Two-Bedroom, Open-Concept Barndominium Floor Plans to Inspire You

Looking from the outside into a modern barndominium with the lights on.

Now that you can picture the interior of your two-bedroom, open-concept barndo, you need some floor plan inspiration to get the ideas rolling. Find your match by exploring modern, minimalist barndos and rustic, farmhouse-inspired ones. 

  • Modern Loft Barnhouse: A Scandinavian style, 880-square-foot home designed by DEN with two full bedrooms, a front porch, and sliding glass windows is a great design inspiration.

  • Barnhouse Plus: A full two-bed, two-bath farmhouse, this spacious 1,152-square-foot home designed by DEN is for those who want some wiggle room in their barndominium house. It also has a flowing, open-plan great room that can house a seating area, dining room, and kitchen.

  • Barnhouse Retreat: If you're envisioning an open-concept barndominium with two bedrooms, ample storage, a bathtub, and a covered porch, look no further than DEN’s Barnhouse retreat for inspiration.

  • Essential House: Need more room for a budding family? DEN’s Essential House has everything you need to create a homey space with two bedrooms and a spacious open-concept living area.

  • Essential Guest House: Thinking of building a barn-inspired ADU on your property to host guests or as a short-term vacation rental? The Essential Guest House fits in two bedrooms with a kitchenette in its compact 550-square-foot space.

Get Started on Your Dream Home

A cozy woman with brown hair holding a coffee cup and looking outside her large window.

Building a home can be daunting, and the idea of designing an open-concept barndominium might be even more so, but there are many advantages to embracing the compact, fluid way of living.

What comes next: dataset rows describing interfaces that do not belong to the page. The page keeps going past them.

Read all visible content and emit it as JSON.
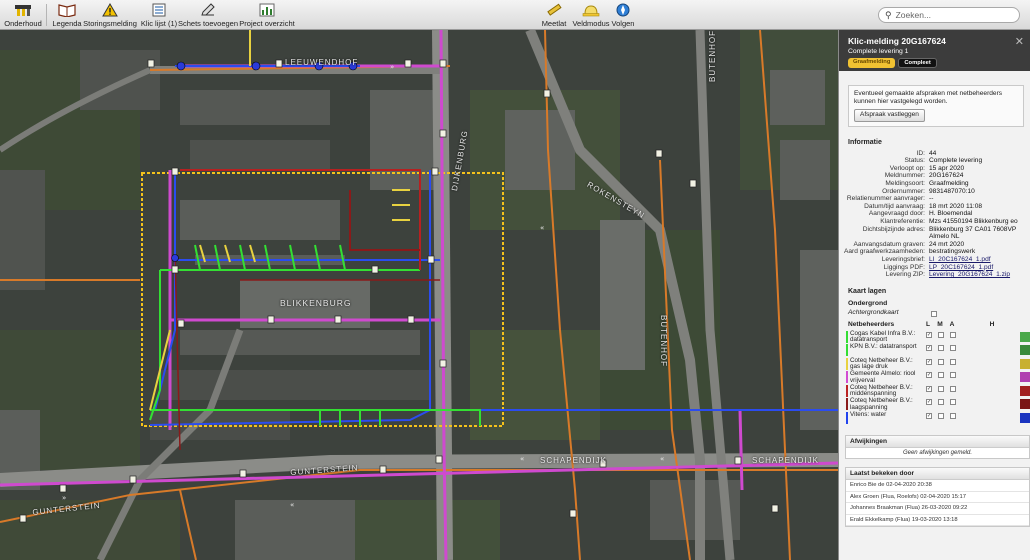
{
  "toolbar": {
    "items": [
      {
        "label": "Onderhoud",
        "icon": "tools-icon"
      },
      {
        "label": "Legenda",
        "icon": "book-icon"
      },
      {
        "label": "Storingsmelding",
        "icon": "warning-icon"
      },
      {
        "label": "Klic lijst (1)",
        "icon": "list-icon"
      },
      {
        "label": "Schets toevoegen",
        "icon": "pencil-icon"
      },
      {
        "label": "Project overzicht",
        "icon": "chart-icon"
      },
      {
        "label": "Meetlat",
        "icon": "ruler-icon"
      },
      {
        "label": "Veldmodus",
        "icon": "hat-icon"
      },
      {
        "label": "Volgen",
        "icon": "compass-icon"
      }
    ],
    "search_placeholder": "Zoeken..."
  },
  "map": {
    "labels": [
      "BLIKKENBURG",
      "BUTENHOF",
      "BUTENHOF",
      "ROKENSTEYN",
      "SCHAPENDIJK",
      "SCHAPENDIJK",
      "GUNTERSTEIN",
      "GUNTERSTEIN",
      "LEEUWENDHOF",
      "DIJKENBURG"
    ]
  },
  "panel": {
    "title": "Klic-melding 20G167624",
    "subtitle": "Complete levering 1",
    "badge_1": "Graafmelding",
    "badge_2": "Compleet",
    "close": "✕",
    "note_text": "Eventueel gemaakte afspraken met netbeheerders kunnen hier vastgelegd worden.",
    "note_button": "Afspraak vastleggen",
    "info_title": "Informatie",
    "info": [
      {
        "k": "ID:",
        "v": "44"
      },
      {
        "k": "Status:",
        "v": "Complete levering"
      },
      {
        "k": "Verloopt op:",
        "v": "15 apr 2020"
      },
      {
        "k": "Meldnummer:",
        "v": "20G167624"
      },
      {
        "k": "Meldingsoort:",
        "v": "Graafmelding"
      },
      {
        "k": "Ordernummer:",
        "v": "9831487070:10"
      },
      {
        "k": "Relatienummer aanvrager:",
        "v": "--"
      },
      {
        "k": "Datum/tijd aanvraag:",
        "v": "18 mrt 2020 11:08"
      },
      {
        "k": "Aangevraagd door:",
        "v": "H. Bloemendal"
      },
      {
        "k": "Klantreferentie:",
        "v": "Mzs 41550194 Blikkenburg eo"
      },
      {
        "k": "Dichtsbijzijnde adres:",
        "v": "Blikkenburg 37 CA01 7608VP Almelo NL"
      },
      {
        "k": "Aanvangsdatum graven:",
        "v": "24 mrt 2020"
      },
      {
        "k": "Aard graafwerkzaamheden:",
        "v": "bestratingswerk"
      },
      {
        "k": "Leveringsbrief:",
        "v": "LI_20C167624_1.pdf",
        "link": true
      },
      {
        "k": "Liggings PDF:",
        "v": "LP_20C167624_1.pdf",
        "link": true
      },
      {
        "k": "Levering ZIP:",
        "v": "Levering_20G167624_1.zip",
        "link": true
      }
    ],
    "layers_title": "Kaart lagen",
    "ondergrond": "Ondergrond",
    "achtergrond": "Achtergrondkaart",
    "net_header": {
      "name": "Netbeheerders",
      "l": "L",
      "m": "M",
      "a": "A",
      "h": "H"
    },
    "networks": [
      {
        "name": "Cogas Kabel Infra B.V.: datatransport",
        "color": "#33dd33",
        "box": "#4aa84a"
      },
      {
        "name": "KPN B.V.: datatransport",
        "color": "#33dd33",
        "box": "#3a8a3a"
      },
      {
        "name": "Coteq Netbeheer B.V.: gas lage druk",
        "color": "#e8d240",
        "box": "#c8b030"
      },
      {
        "name": "Gemeente Almelo: riool vrijverval",
        "color": "#d24bd2",
        "box": "#b03fb0"
      },
      {
        "name": "Coteq Netbeheer B.V.: middenspanning",
        "color": "#bb2222",
        "box": "#a22020"
      },
      {
        "name": "Coteq Netbeheer B.V.: laagspanning",
        "color": "#8a1a1a",
        "box": "#7a1515"
      },
      {
        "name": "Vitens: water",
        "color": "#2244ee",
        "box": "#1a34c0"
      }
    ],
    "afwijkingen_title": "Afwijkingen",
    "afwijkingen_text": "Geen afwijkingen gemeld.",
    "laatst_title": "Laatst bekeken door",
    "laatst": [
      "Enrico Bie de 02-04-2020 20:38",
      "Alex Groen (Flua, Roelofs) 02-04-2020 15:17",
      "Johannes Braakman (Flua) 26-03-2020 09:22",
      "Erald Ekkelkamp (Flua) 19-03-2020 13:18"
    ]
  }
}
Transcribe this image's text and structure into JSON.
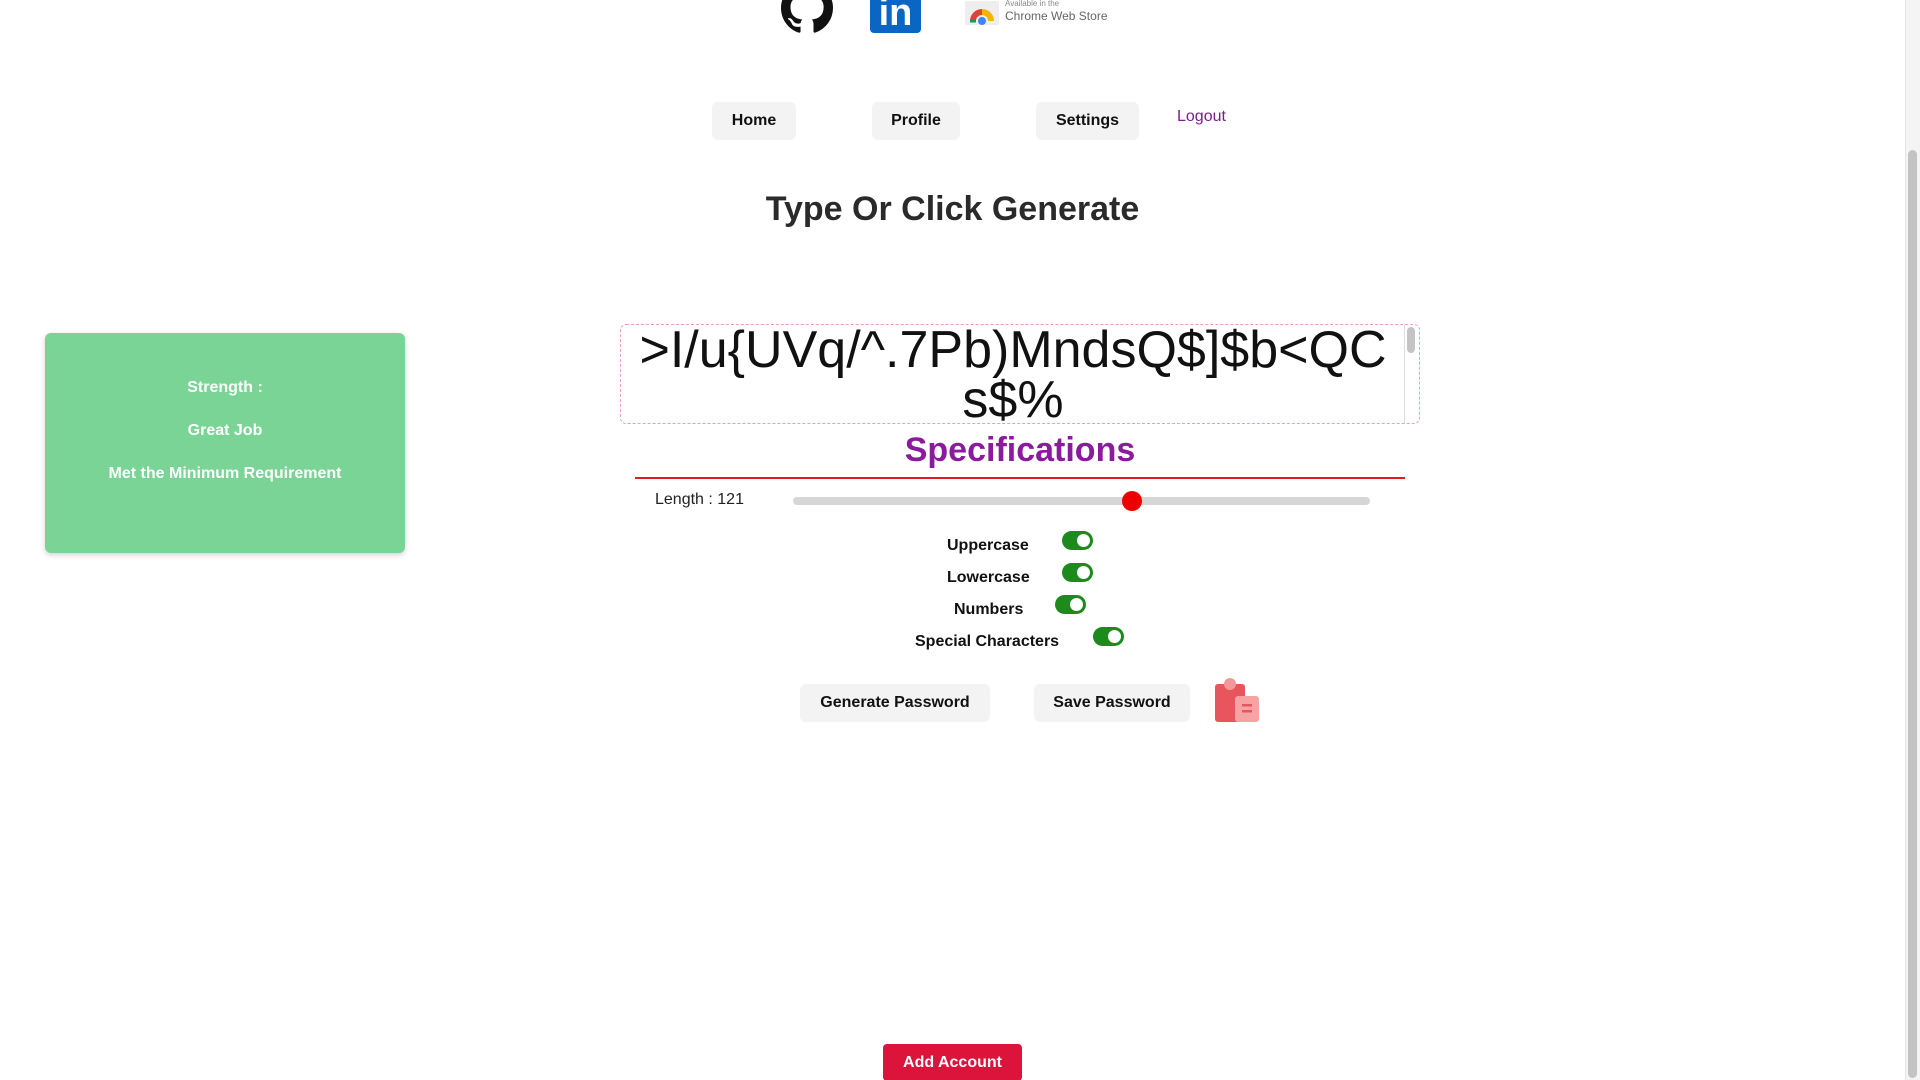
{
  "brand": {
    "github_icon": "github-icon",
    "linkedin_text": "in",
    "chrome_store_small": "Available in the",
    "chrome_store_label": "Chrome Web Store"
  },
  "nav": {
    "home": "Home",
    "profile": "Profile",
    "settings": "Settings",
    "logout": "Logout"
  },
  "heading": "Type Or Click Generate",
  "strength": {
    "title": "Strength :",
    "rating": "Great Job",
    "message": "Met the Minimum Requirement"
  },
  "password": {
    "value": ">I/u{UVq/^.7Pb)MndsQ$]$b<QCs$%"
  },
  "specifications": {
    "title": "Specifications",
    "length_label": "Length : 121",
    "length_slider_fraction": 0.587,
    "options": [
      {
        "label": "Uppercase",
        "enabled": true
      },
      {
        "label": "Lowercase",
        "enabled": true
      },
      {
        "label": "Numbers",
        "enabled": true
      },
      {
        "label": "Special Characters",
        "enabled": true
      }
    ]
  },
  "actions": {
    "generate": "Generate Password",
    "save": "Save Password",
    "copy_icon": "clipboard-icon"
  },
  "footer": {
    "add_account": "Add Account"
  },
  "colors": {
    "strength_bg": "#7ad495",
    "spec_title": "#8b1a9e",
    "spec_line": "#e31b23",
    "toggle_on": "#1d8a1d",
    "slider_thumb": "#ee0000",
    "add_account_bg": "#dc143c",
    "logout_text": "#7b1d8a"
  }
}
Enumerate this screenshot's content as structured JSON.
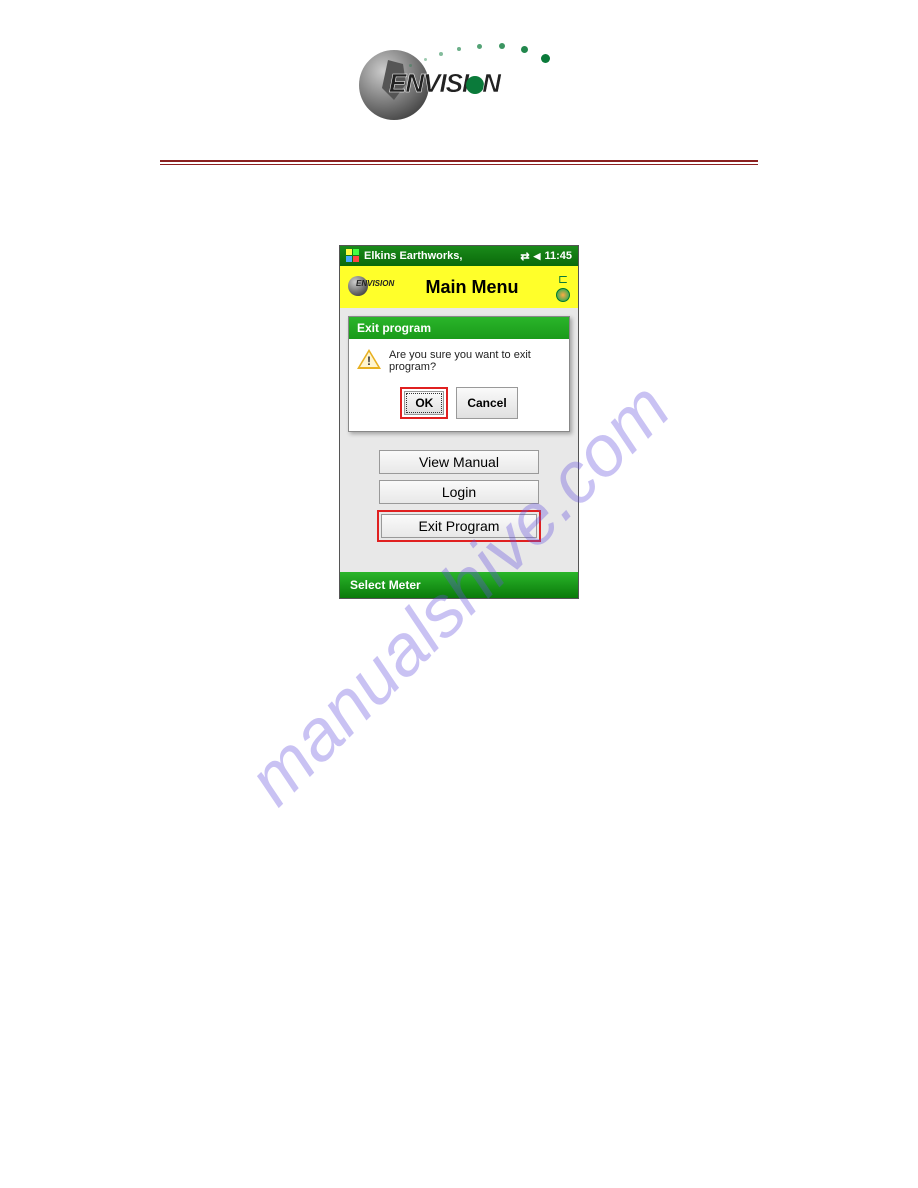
{
  "logo": {
    "text_parts": [
      "ENVISI",
      "N"
    ]
  },
  "device": {
    "statusbar": {
      "app": "Elkins Earthworks,",
      "time": "11:45"
    },
    "titlebar": {
      "title": "Main Menu"
    },
    "dialog": {
      "header": "Exit program",
      "message": "Are you sure you want to exit program?",
      "ok": "OK",
      "cancel": "Cancel"
    },
    "menu": {
      "view_manual": "View Manual",
      "login": "Login",
      "exit_program": "Exit Program"
    },
    "bottombar": "Select Meter"
  },
  "watermark": "manualshive.com"
}
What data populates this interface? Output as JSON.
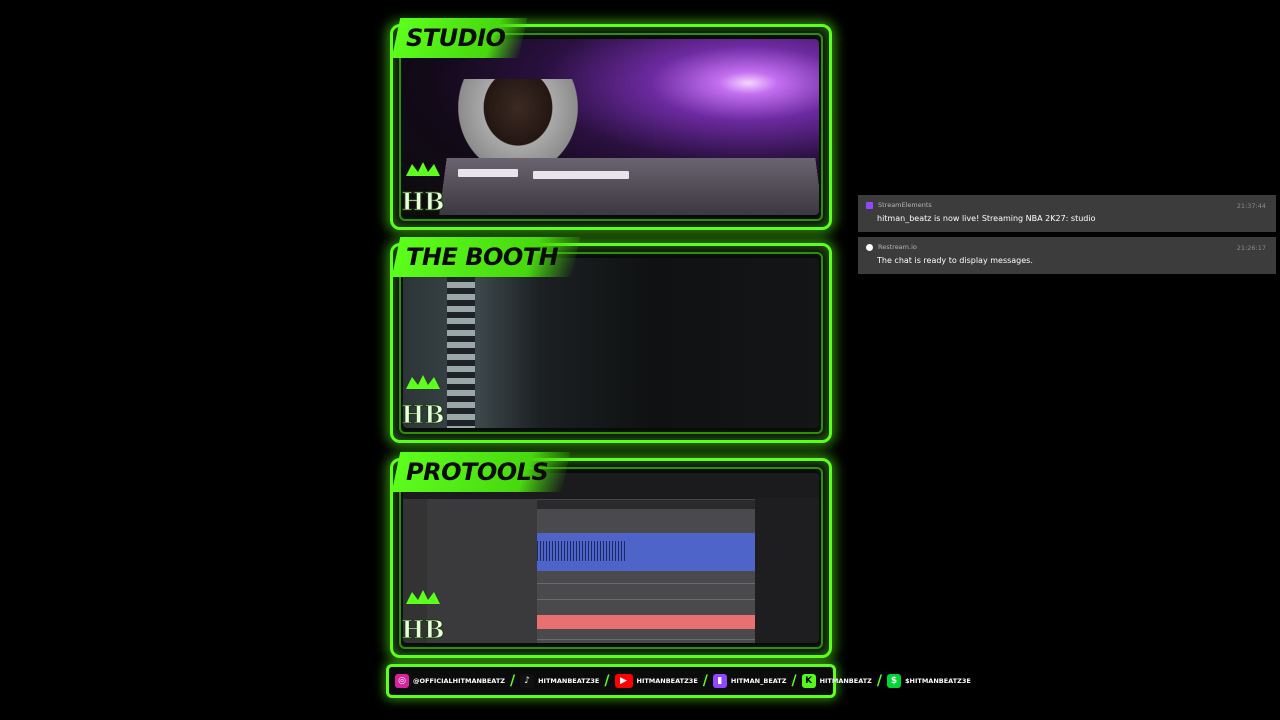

An open-concept barndo allows you to both embrace the great outdoors and create a warm space that’s great for bonding with loved ones. A two-bedroom, open-concept barndominium floor plan brings together the best of both worlds — you can have your privacy in the bedrooms and socialize in the public areas. Its compact size, as compared to a larger barndo also means you spend less on building materials and long-term maintenance. It’s perfect!

If you love the idea of building your own snug yet airy barn home, you can find all the guidance you need in our extensive library of plans. Browse on your own or reach out to discuss picking a two-bedroom, open-concept barndominium floor plan and building your dream home with DEN Outdoors.



  • Ebert, J. (2021, July 17). Open-plan living room ideas – 12 ways to create a show-stopping, multifunctional space.
  • Fixsen, A. (2023, March 15). 35 Modern farmhouse decor ideas that go beyond rustic. ELLE Decor.
  • Ebert, J. (2022, July 8). Family room ideas – 10 design rules for informal living spaces.
  • Parkes, J., & Parkes, J. (2022, May 29). Ten homes with French doors that bring an airiness to the interior. Dezeen.
  • Goldberg, M., & Kubota, N. (2020, November 3). This Los Angeles renovation will make you want a conversation pit. Architectural Digest.
  • Brougham, R. (2023b, April 27). What to know about Barndominiums. Family Handyman.